||Subject: 12-year-old worried about the
I was shocked the other day when my twelve-year-old daughter
remarked, "I'm not going to live past the year 2000. Everybody says
terrible things are going to happen." We live in a part of the U.S.
that is heavily populated with people who believe we're in the biblical
"end times," but from what I've gathered, this belief is
rampant all across the country. My concern is with the effect this must
be having on the children, yet no one seems to address this issue. I
remember growing up with the fear of a nuclear war, but at least that
was indefinite. This idea comes with dates and horrific descriptions of
disasters, and headlines blaring from every tabloid in the supermarket.
Do you have any insights about what our children may be experiencing,
and how to counteract the ill effects of this "millennial
Thank you for writing about this timely concern. As we approach the
year 2000, the "Y2K" computer problem and other kinds of fears
are generating more and more dire predictions and even panic. While
computer malfunctions will inevitably bring some degree of inconvenience
and frustration while programs are being fixed, this type of problem is
easy to overestimate, and because it is happening at the end of a
millenium, can lend itself to apocalyptic fears.
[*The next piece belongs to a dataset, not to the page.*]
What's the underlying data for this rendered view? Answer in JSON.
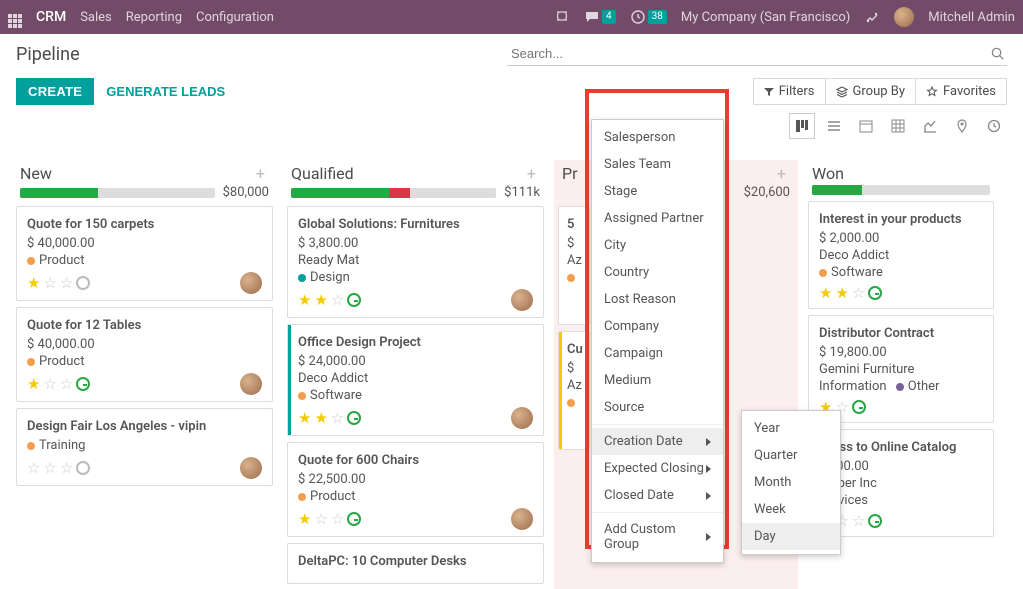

It is interesting to
note that the year 1000 also brought about many kinds of panic reactions
and group hysteria. It seems to be part of the human condition to fear
such dates, even though they are, after all, man-made and arbitrary.
Many families are beginning to make preparations, such as stocking up
on food and other necessities, and to express their fears and worries
about the nature and duration of the effects of the computer problem on
our lives. Even when undertaken by loving parents, these kinds of
preparations can be frightening to children, who are unable to
understand the problem, let alone the solution.
Fortunately, there are knowledgeable writers who are speaking out to
help keep these matters in perspective. I especially recommend "The Millenium Thought Contagion" by Aaron Lynch, author of the best-selling book Thought
Contagion: How Belief Spreads Through Society (Basic Books, 1996).
Links to related articles and to a German translation of Aaron's article
As with any other kind of frightening situation, it's important for
us as parents to stay informed and to encourage our children to discuss
their fears by taking their feelings seriously, listening respectfully
to their worries and concerns, and offering reassurance and